Ernst, a professor of Religious Studies at the University of North Carolina at Chapel Hill, is not a stranger to Islam-related controversy. His recommendation of Michael Sells's book Approaching the Qur'an to the UNC Summer Reading Program for incoming freshmen spurred an international firestorm. Following Muhammad itself was rejected by the publisher that had commissioned the manuscript, as some editors there objected to publishing a book that could be construed as supporting terrorism. Despite these obstacles, Ernst brought the book to another press with rewarding results: it is a pleasure to read. Ernst has a multilayered and self-assured understanding of Islam, and his writing exemplifies a fluency in explaining it that is unique to him, even compared to better-known scholars of the religion. Delicate and complex points about Islam as a religion and culture, about Sufism, and even about Osama bin Ladin, flow off the page effortlessly, with only a few spots that are too abstract. Rather than addressing the standard introductory information about Islam, like the Five Pillars, he has organized his book by themes, with chapters on topics such as ethics and spirituality. The book's greatest strength is Ernst's unrelenting but well-reasoned critique of how the West has consistently marginalized Islam and Muslims from the first encounters onward. Ernst is fair, however-while he admonishes the West for indulging in negative and inaccurate stereotypes of Islam and Muslims, he calls upon Muslims to participate fully in the pluralistic society the world has become. (Oct.) (c) Copyright PWxyz, LLC. All rights reserved

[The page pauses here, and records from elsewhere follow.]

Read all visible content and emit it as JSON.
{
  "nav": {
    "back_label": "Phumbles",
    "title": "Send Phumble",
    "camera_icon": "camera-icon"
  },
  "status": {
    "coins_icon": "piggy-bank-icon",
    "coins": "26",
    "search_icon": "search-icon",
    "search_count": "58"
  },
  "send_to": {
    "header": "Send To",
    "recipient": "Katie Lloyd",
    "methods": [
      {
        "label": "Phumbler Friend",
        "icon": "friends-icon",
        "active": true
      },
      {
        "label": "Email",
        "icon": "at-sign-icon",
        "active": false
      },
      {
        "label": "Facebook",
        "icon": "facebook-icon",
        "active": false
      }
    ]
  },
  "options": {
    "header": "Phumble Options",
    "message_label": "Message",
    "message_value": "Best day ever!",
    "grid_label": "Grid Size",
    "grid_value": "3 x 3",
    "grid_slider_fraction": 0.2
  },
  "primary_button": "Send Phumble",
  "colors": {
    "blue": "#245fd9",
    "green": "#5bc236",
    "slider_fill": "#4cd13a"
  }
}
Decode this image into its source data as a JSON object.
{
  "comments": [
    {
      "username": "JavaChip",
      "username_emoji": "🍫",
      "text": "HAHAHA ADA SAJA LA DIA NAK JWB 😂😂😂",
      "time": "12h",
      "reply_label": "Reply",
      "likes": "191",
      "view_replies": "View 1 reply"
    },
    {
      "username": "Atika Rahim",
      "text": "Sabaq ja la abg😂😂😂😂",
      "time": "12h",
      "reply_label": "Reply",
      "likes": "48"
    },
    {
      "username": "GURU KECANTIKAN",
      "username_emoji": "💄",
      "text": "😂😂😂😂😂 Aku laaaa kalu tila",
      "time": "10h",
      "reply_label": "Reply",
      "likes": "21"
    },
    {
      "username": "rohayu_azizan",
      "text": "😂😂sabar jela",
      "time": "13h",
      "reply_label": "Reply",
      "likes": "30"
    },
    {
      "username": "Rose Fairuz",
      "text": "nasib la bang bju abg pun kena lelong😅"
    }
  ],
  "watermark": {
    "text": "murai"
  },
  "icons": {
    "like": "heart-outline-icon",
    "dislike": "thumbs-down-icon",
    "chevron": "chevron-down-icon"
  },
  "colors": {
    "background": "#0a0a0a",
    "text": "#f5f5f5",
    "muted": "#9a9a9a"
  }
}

Library Journal Review

Rebutting media-induced stereotypes, historical amnesia, and religious ethnocentrism, Ernst (religious studies, Univ. of North Carolina, Chapel Hill) argues that North Americans must know their own history and the development of their own values before they can truly understand the faith of others. Hence, Ernst informs readers of the roles played by colonialism, Christian missionary efforts, and Western conceptions of just what "religion" is, all in relation to American conceptions of Islam. In broad strokes, he sketches out a religious studies perspective on Islam, minus the scholarly jargon. Given such broad strokes, Ernst's conclusions may sound like unsubstantiated (or under-substantiated) generalizations to those outside debates in religious studies of recent decades. A further qualification is that Ernst gives so much attention to this context that his discussion of the character and attributes of Islam suffers by comparison. Nonetheless, this notable book truly sketches out a background that informed citizens should be able to take for granted when they enter into any discussion of Islam and its place in the contemporary world. Recommended for public and academic libraries.-Steve Young, McHenry Cty. Coll., Crystal Lake, IL (c) Copyright 2010. Library Journals LLC, a wholly owned subsidiary of Media Source, Inc. No redistribution permitted.

Choice Review

About half of this book is a good introduction to the study of any and all religions, noting the pitfalls and recommending sophistications as they apply to Islam. It's a diatribe against simplistic, negative images in Western media and scholarship. Culprits in oversimplification include both Muslim reformists and Westerners. In a "Protestant" way, European-American scholars have concentrated on the Qur'an, neglecting history and cultural variety. Partly in reaction to colonialism, Muslim ideologues have counteracted with an equally caricatured Islam and invented the Islamic nation-state. Ernst (Univ. of North Carolina-Chapel Hill) thinks both warring parties today have missed real Islam and must rethink their assumptions. The other half of this book applies these warnings and recommendations to Islam. It presumes some knowledge of the standard (biased) views. For every common assumption Ernst provides "ifs and buts." Befitting his expertise on Sufism, it and Islamic art take up one of the six chapters and promote a "spiritual" Islam. The role of science in Islam and "Liberal Islam" (including feminism) receive interesting attention. This plea for a descriptive view of Islamic complexity argues for recognition of an emerging modern Islam. It should be the second book everyone reads about Islam. ^BSumming Up: Highly recommended. General readers; lower-level undergraduates through faculty. G. A. Weckman Ohio University